=== Section Start ===

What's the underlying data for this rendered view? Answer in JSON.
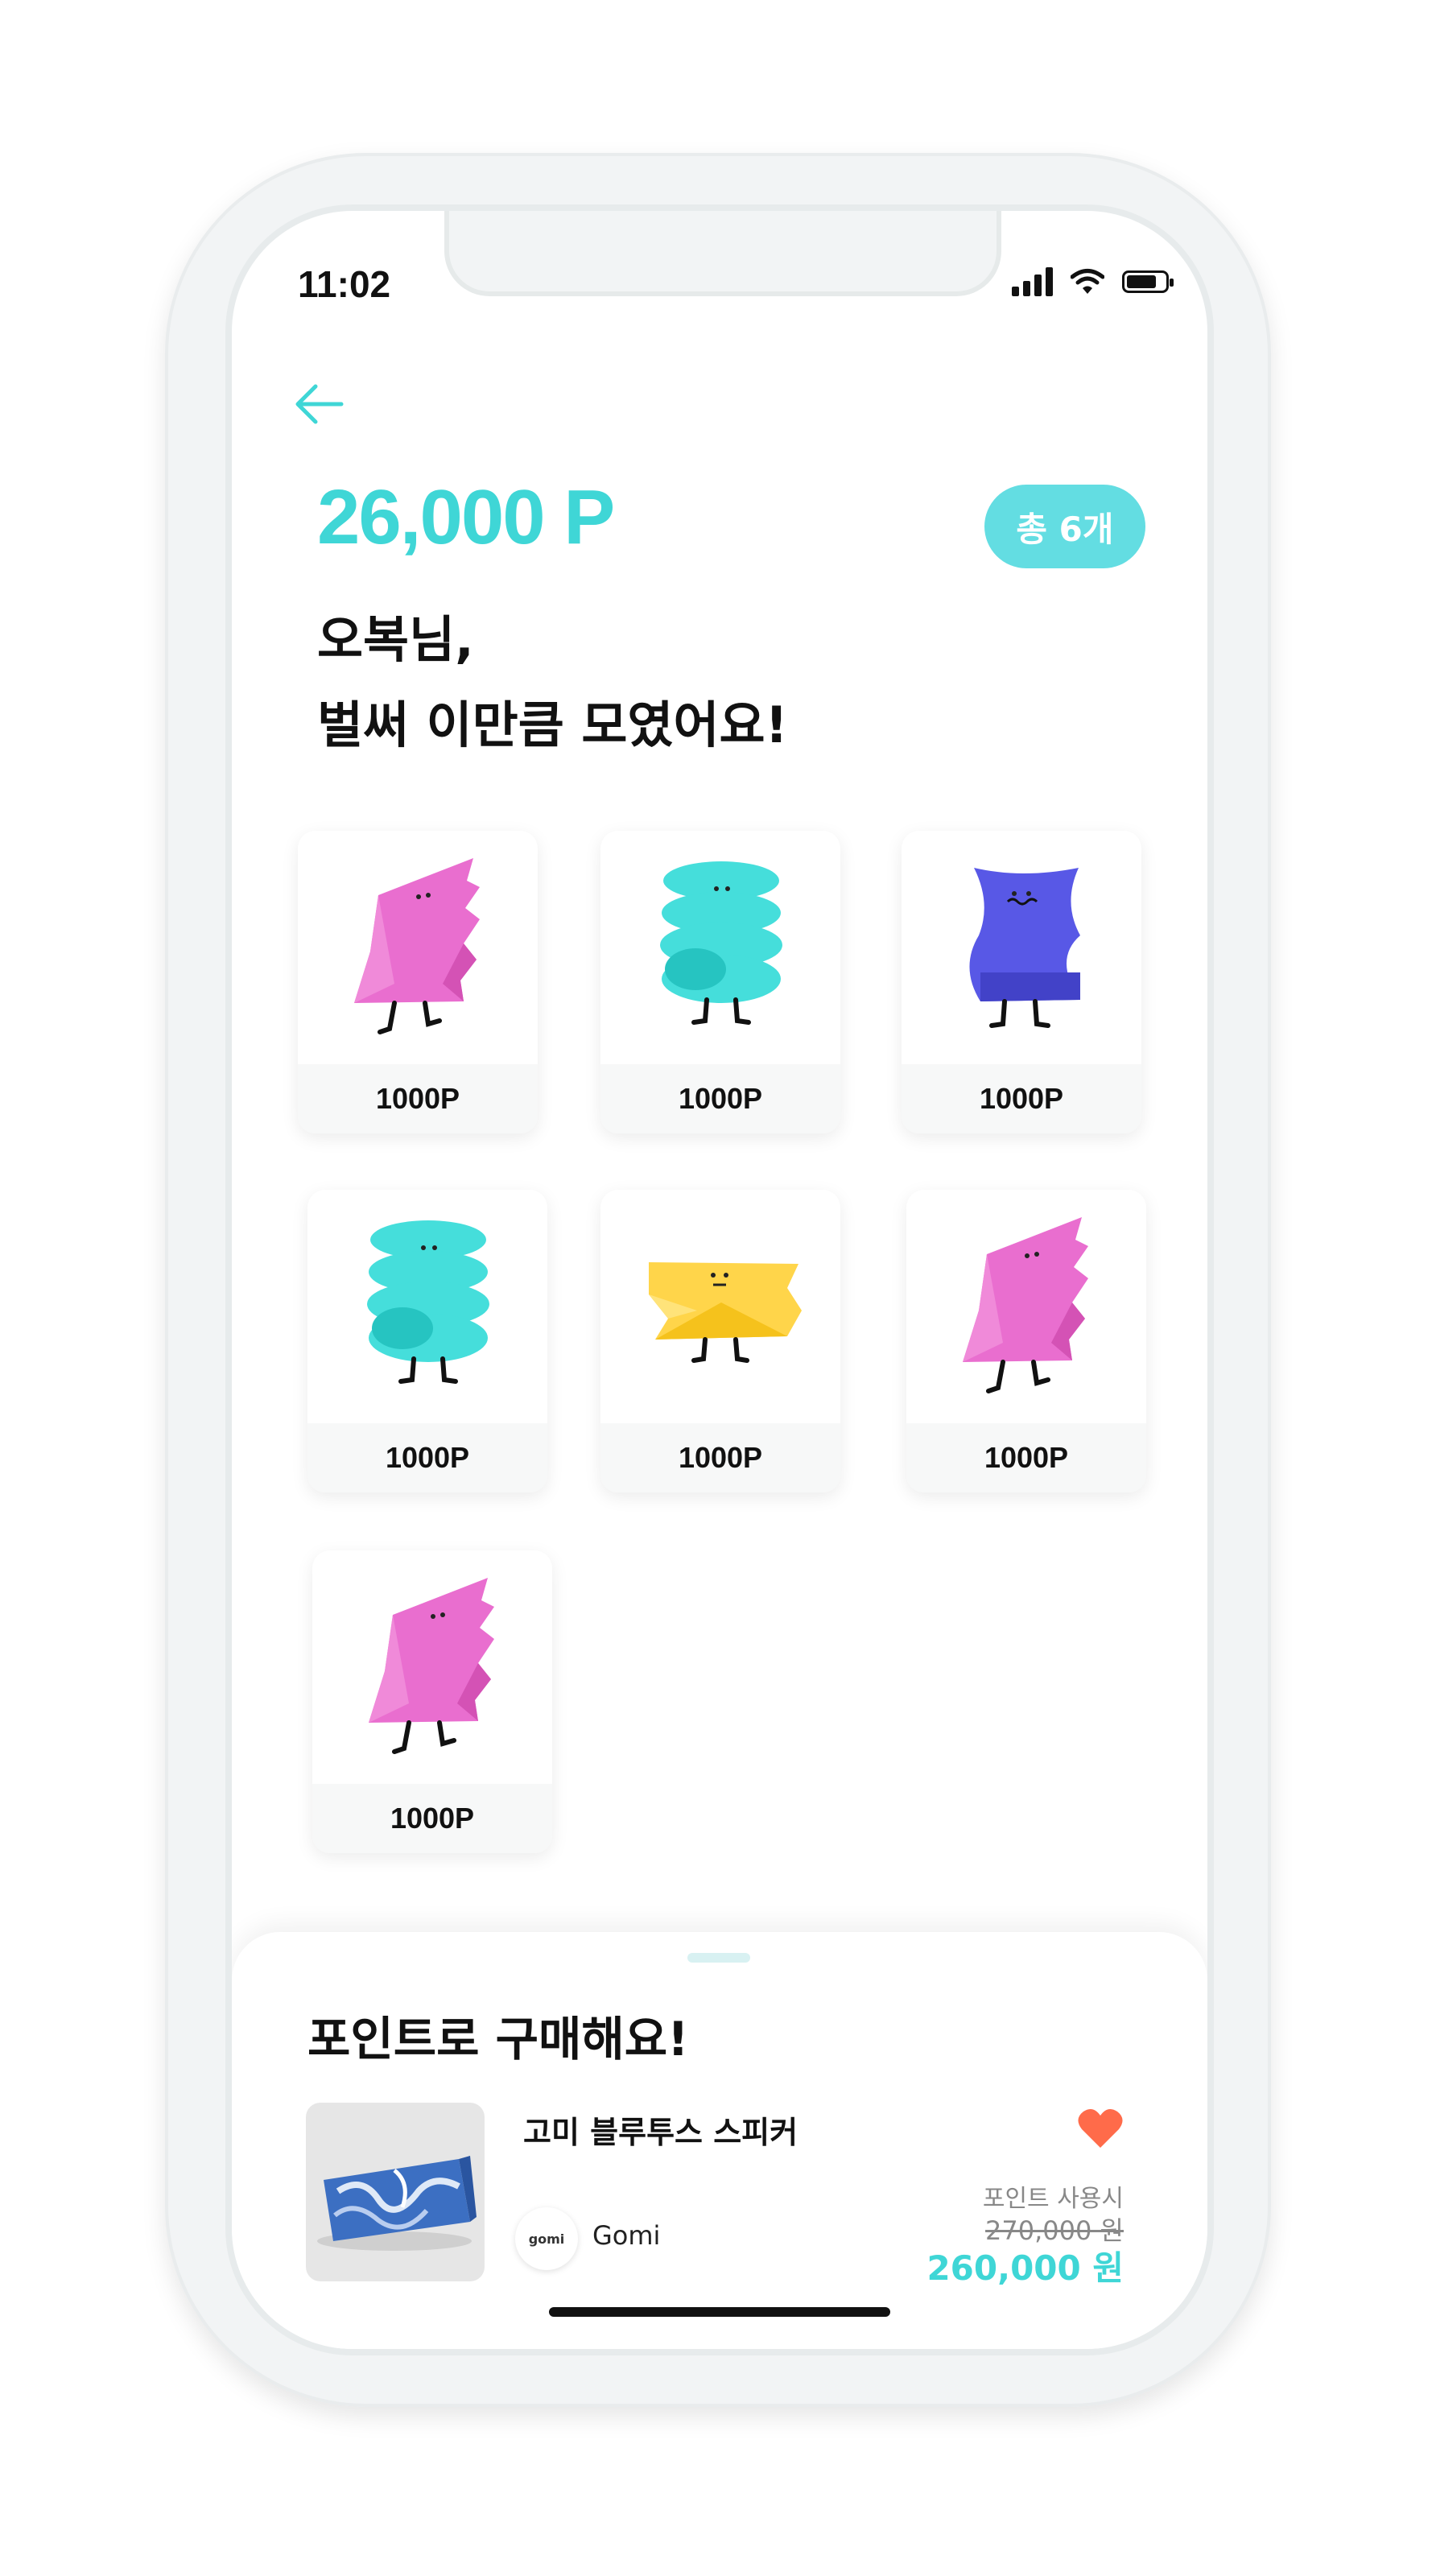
{
  "status_bar": {
    "time": "11:02"
  },
  "header": {
    "points": "26,000 P",
    "count_badge": "총 6개"
  },
  "greeting": {
    "line1": "오복님,",
    "line2": "벌써 이만큼 모였어요!"
  },
  "cards": [
    {
      "label": "1000P",
      "character": "pink-character"
    },
    {
      "label": "1000P",
      "character": "cyan-character"
    },
    {
      "label": "1000P",
      "character": "blue-character"
    },
    {
      "label": "1000P",
      "character": "cyan-character"
    },
    {
      "label": "1000P",
      "character": "yellow-character"
    },
    {
      "label": "1000P",
      "character": "pink-character"
    },
    {
      "label": "1000P",
      "character": "pink-character"
    }
  ],
  "purchase": {
    "title": "포인트로 구매해요!",
    "product_name": "고미 블루투스 스피커",
    "brand_logo_text": "gomi",
    "brand_name": "Gomi",
    "price_note": "포인트 사용시",
    "price_original": "270,000 원",
    "price_discounted": "260,000 원"
  },
  "colors": {
    "accent": "#3fd6d6",
    "badge": "#63dde2",
    "pink": "#e96ecf",
    "cyan": "#45dedb",
    "blue": "#5858e6",
    "yellow": "#ffd54a",
    "heart": "#ff6b4a"
  }
}
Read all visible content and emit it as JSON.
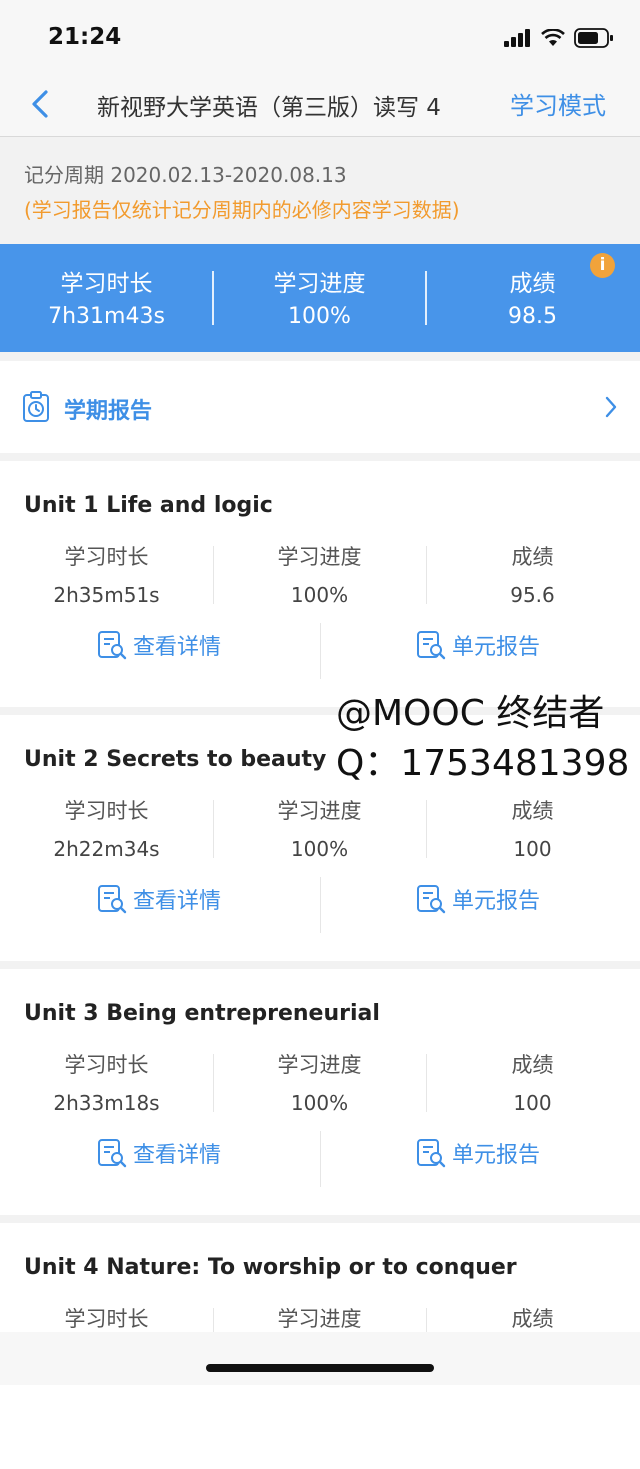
{
  "status_bar": {
    "time": "21:24"
  },
  "nav": {
    "title": "新视野大学英语（第三版）读写 4",
    "mode": "学习模式"
  },
  "period": {
    "label": "记分周期 2020.02.13-2020.08.13",
    "note": "(学习报告仅统计记分周期内的必修内容学习数据)"
  },
  "summary": {
    "time_label": "学习时长",
    "time_value": "7h31m43s",
    "progress_label": "学习进度",
    "progress_value": "100%",
    "score_label": "成绩",
    "score_value": "98.5",
    "info_icon": "i"
  },
  "term_report": {
    "label": "学期报告"
  },
  "units": [
    {
      "title": "Unit 1 Life and logic",
      "time_label": "学习时长",
      "time": "2h35m51s",
      "progress_label": "学习进度",
      "progress": "100%",
      "score_label": "成绩",
      "score": "95.6",
      "detail_label": "查看详情",
      "report_label": "单元报告"
    },
    {
      "title": "Unit 2 Secrets to beauty",
      "time_label": "学习时长",
      "time": "2h22m34s",
      "progress_label": "学习进度",
      "progress": "100%",
      "score_label": "成绩",
      "score": "100",
      "detail_label": "查看详情",
      "report_label": "单元报告"
    },
    {
      "title": "Unit 3 Being entrepreneurial",
      "time_label": "学习时长",
      "time": "2h33m18s",
      "progress_label": "学习进度",
      "progress": "100%",
      "score_label": "成绩",
      "score": "100",
      "detail_label": "查看详情",
      "report_label": "单元报告"
    },
    {
      "title": "Unit 4 Nature: To worship or to conquer",
      "time_label": "学习时长",
      "progress_label": "学习进度",
      "score_label": "成绩"
    }
  ],
  "watermark": {
    "line1": "@MOOC 终结者",
    "line2": "Q：1753481398"
  },
  "colors": {
    "accent": "#3e8fe6",
    "banner": "#4895ea",
    "note": "#f29b2e",
    "info": "#f1a33b"
  }
}
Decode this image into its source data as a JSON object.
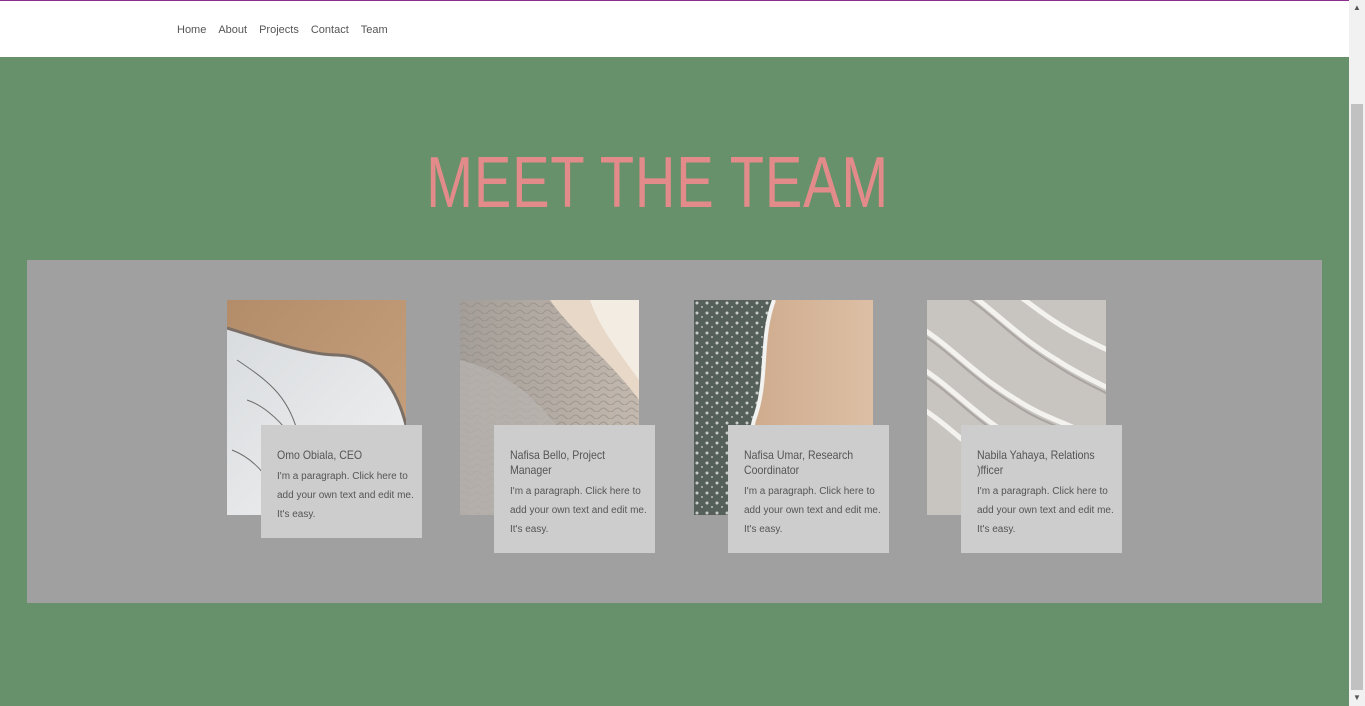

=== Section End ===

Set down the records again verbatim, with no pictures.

What's the underlying data for this rendered view? Answer in JSON.
{
  "status_bar": {
    "time": "11:02"
  },
  "header": {
    "points": "26,000 P",
    "count_badge": "총 6개"
  },
  "greeting": {
    "line1": "오복님,",
    "line2": "벌써 이만큼 모였어요!"
  },
  "cards": [
    {
      "label": "1000P",
      "character": "pink-character"
    },
    {
      "label": "1000P",
      "character": "cyan-character"
    },
    {
      "label": "1000P",
      "character": "blue-character"
    },
    {
      "label": "1000P",
      "character": "cyan-character"
    },
    {
      "label": "1000P",
      "character": "yellow-character"
    },
    {
      "label": "1000P",
      "character": "pink-character"
    },
    {
      "label": "1000P",
      "character": "pink-character"
    }
  ],
  "purchase": {
    "title": "포인트로 구매해요!",
    "product_name": "고미 블루투스 스피커",
    "brand_logo_text": "gomi",
    "brand_name": "Gomi",
    "price_note": "포인트 사용시",
    "price_original": "270,000 원",
    "price_discounted": "260,000 원"
  },
  "colors": {
    "accent": "#3fd6d6",
    "badge": "#63dde2",
    "pink": "#e96ecf",
    "cyan": "#45dedb",
    "blue": "#5858e6",
    "yellow": "#ffd54a",
    "heart": "#ff6b4a"
  }
}
Read all visible content and emit it as JSON.
{
  "status_bar": {
    "time": "21:24"
  },
  "nav": {
    "title": "新视野大学英语（第三版）读写 4",
    "mode": "学习模式"
  },
  "period": {
    "label": "记分周期 2020.02.13-2020.08.13",
    "note": "(学习报告仅统计记分周期内的必修内容学习数据)"
  },
  "summary": {
    "time_label": "学习时长",
    "time_value": "7h31m43s",
    "progress_label": "学习进度",
    "progress_value": "100%",
    "score_label": "成绩",
    "score_value": "98.5",
    "info_icon": "i"
  },
  "term_report": {
    "label": "学期报告"
  },
  "units": [
    {
      "title": "Unit 1 Life and logic",
      "time_label": "学习时长",
      "time": "2h35m51s",
      "progress_label": "学习进度",
      "progress": "100%",
      "score_label": "成绩",
      "score": "95.6",
      "detail_label": "查看详情",
      "report_label": "单元报告"
    },
    {
      "title": "Unit 2 Secrets to beauty",
      "time_label": "学习时长",
      "time": "2h22m34s",
      "progress_label": "学习进度",
      "progress": "100%",
      "score_label": "成绩",
      "score": "100",
      "detail_label": "查看详情",
      "report_label": "单元报告"
    },
    {
      "title": "Unit 3 Being entrepreneurial",
      "time_label": "学习时长",
      "time": "2h33m18s",
      "progress_label": "学习进度",
      "progress": "100%",
      "score_label": "成绩",
      "score": "100",
      "detail_label": "查看详情",
      "report_label": "单元报告"
    },
    {
      "title": "Unit 4 Nature: To worship or to conquer",
      "time_label": "学习时长",
      "progress_label": "学习进度",
      "score_label": "成绩"
    }
  ],
  "watermark": {
    "line1": "@MOOC 终结者",
    "line2": "Q：1753481398"
  },
  "colors": {
    "accent": "#3e8fe6",
    "banner": "#4895ea",
    "note": "#f29b2e",
    "info": "#f1a33b"
  }
}
Decode this image into its source data as a JSON object.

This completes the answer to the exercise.